It might be wise to remember that anger, like any other emotion, is neither right nor wrong, it simply IS. The issue of right or wrong comes up only when I decide to do something in reaction to the emotion. There is nothing wrong with the sudden urge to whack this sophomore with my Religion textbook; following through on the urge, however, has a moral dimension - the action may be good or bad, but the emotion is neither.

So this brings us to the experience of being angry with God. It seems to me that any human relationship is going to involve at some point getting impatient, fed up or even angry because of something the other person has done. It's a normal and healthy response. Am I to believe that in the most important relationship in my life, my relationship with the Lord, I am not allowed to be real? I am not allowed to tell my beloved Savior what I'm really feeling?

Spirituality: Do You Want "Nice" or Do You Want "Real?"

When I show up for prayer, I need to be my real self, the one who Jesus died to save, not some un-real self who Jesus never even heard of. If it's true that, as the rabbi put it, "God is not nice," then why should I have to be "nice" when God's doing the "earthquake" routine? If I feel angry at God, I better be real about it and tell the Lord what I'm feeling, confident that God is wise and loving enough to put up with my emotional outburst. When I've done this myself I've always found that my relationship with God has grown stronger, and has become more real and honest afterward.

A spirituality for troubled times will have to include a relationship with the Almighty which is honest, sincere and real.

1 comment:

  1. Of course it's okay to express anger, or hurt, or disappointment in our conversations with God. To do otherwise is to foster resentment and choke on our own feelings, which never resolves anything and only leads to deeper feelings of bitterness. Any loving relationship (with a spouse, a parent, a child or a good friend) should be open to those "sore subjects" that simply have to be addressed and settled in some way.
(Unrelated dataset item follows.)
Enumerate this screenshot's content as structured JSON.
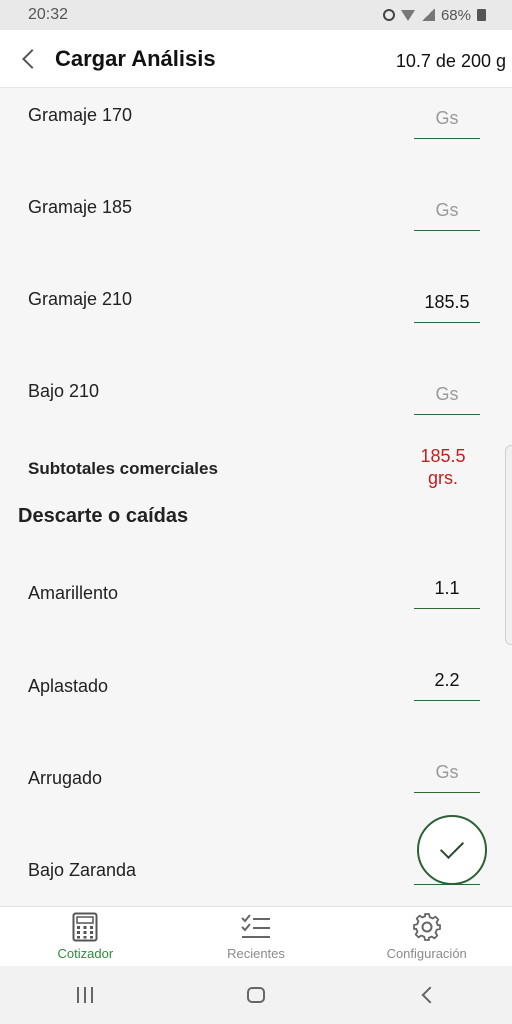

Of course, since those relationships are between imperfect mortals, I should be tactful and open to the feelings and point of view of the other party and not simply hurl invective and accusations. Since God is perfect love, I think I can be freer with expressing my feelings; after all, he's heard it all before, he's got big shoulders and he can take it. At the same time, I can't presume on his benevolence and mouth off like an unruly child, or assume that I know better than he does what the problem is or how it should be resolved. Like Job, I have to accept that God understands all this better than I do and that I'm approaching him for help and guidance. I won't get anywhere by telling him to "shape up or else I'll find another God who can do the job right."